But that doesn't satisfy Perry's critics. As a presidential candidate, Perry has questioned the science behind climate change. At one point he accused scientists of manipulating global warming data for financial gain.
Among Perry's critics, few are as colorful as Tom "Smitty" Smith, director of Public Citizen's Texas office. Referring to Perry, Smith says, "He's not the brightest bulb in the chandelier, but he flickers to life when somebody comes up and makes a campaign contribution to him."
Smith has known Perry for much of the former governor's political career in Texas. When a conflict came down to protecting the environment or helping business, Smith says Perry reliably chose business.
"In Texas we have a saying that, 'You dance with them that brung you,' " says Smith. Look at Perry's campaign contributions, and the oil and gas industry is at the top of the list.
After his term as governor, Perry deepened those ties by serving on the board of several pipeline companies. He was a director at Energy Transfer Partners, the company building the controversial Dakota Access Pipeline. Since being nominated, the Austin Statesman-American reports, Perry has cut those ties.
Smith and some environmentalists do have praise for Perry on one topic: wind energy. Texas is the largest producer of wind power in the country.

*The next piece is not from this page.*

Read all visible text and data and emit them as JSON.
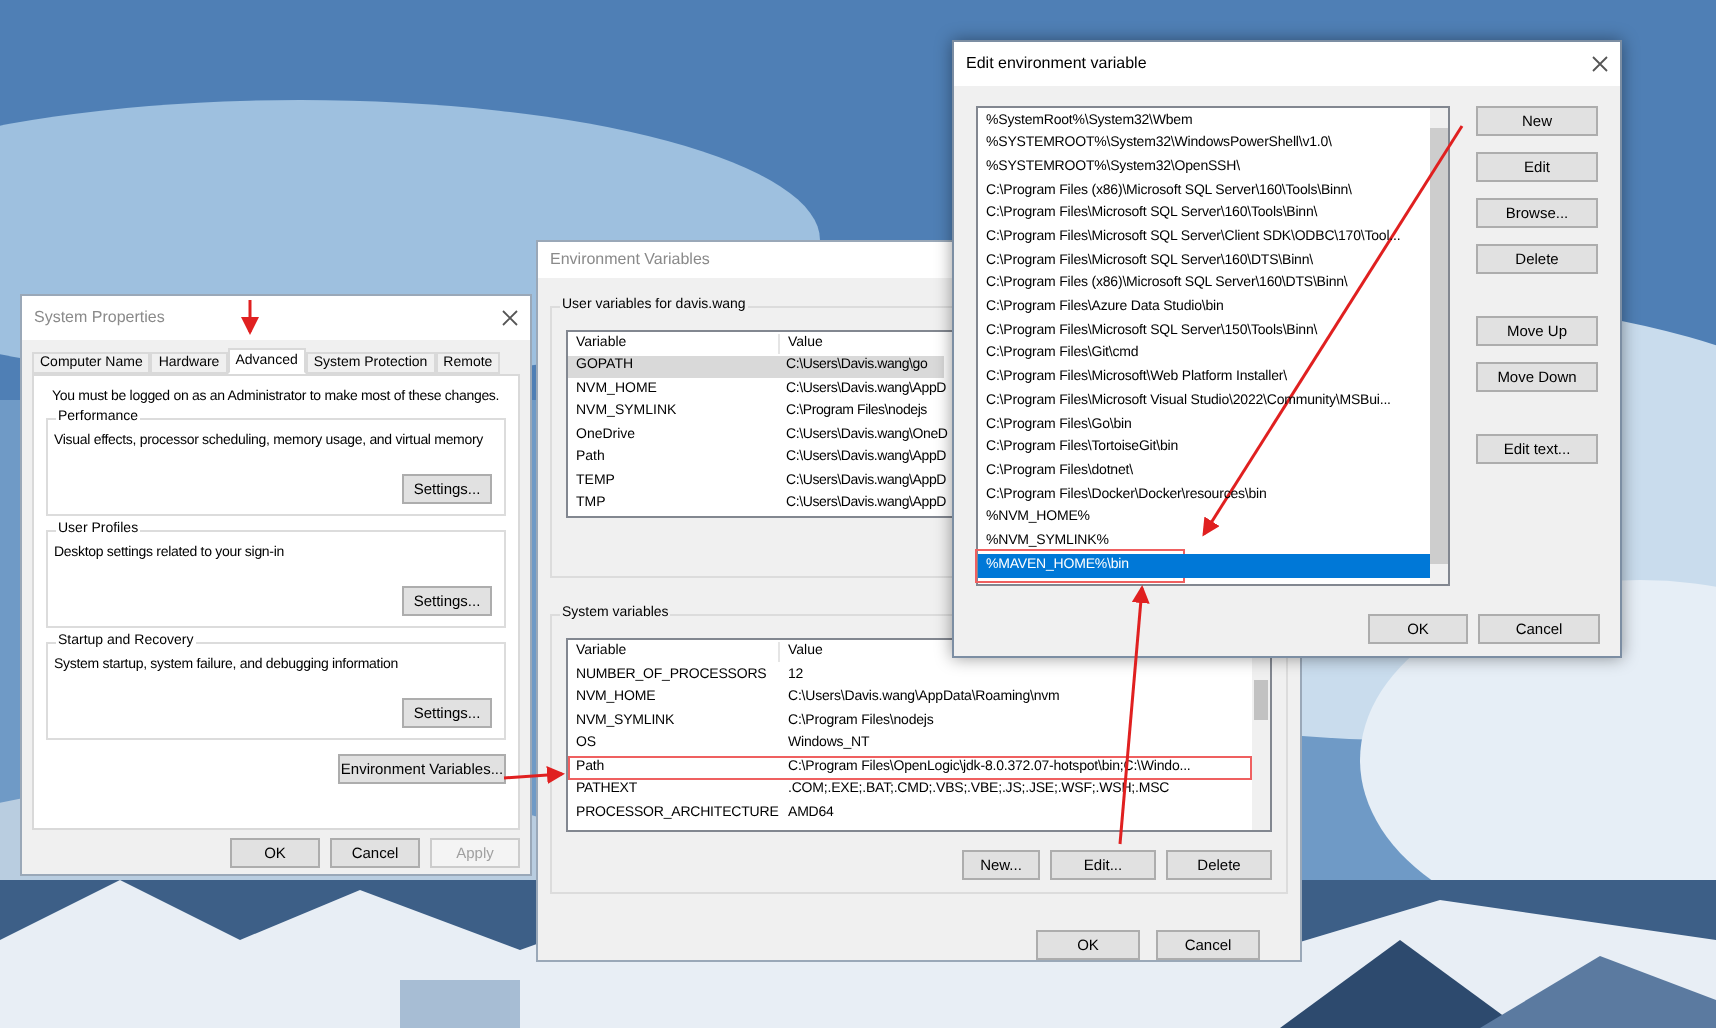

"When Gov. Perry took office in 2000, there was only 115 megawatts of wind power in his state," says Jennifer Layke, global director of the World Resources Institute's Energy Program.
Smith says that's because as governor, Perry's administration pioneered a program to build transmission lines from the windiest parts of Texas to the cities where the electricity is consumed. That encouraged companies to build new wind facilities because they were assured they could sell the electricity generated.
Layke hopes that success will inform Perry's tenure as energy secretary if the Senate confirms his nomination.
"On renewable energy and energy efficiency, we're looking for a broad view that these technologies will continue to be supported by the federal government," says Layke.
As the hearing gets underway on Thursday, Layke says because of the job creation potential in renewable energy, she thinks that's something Rick Perry and the Trump administration could get behind.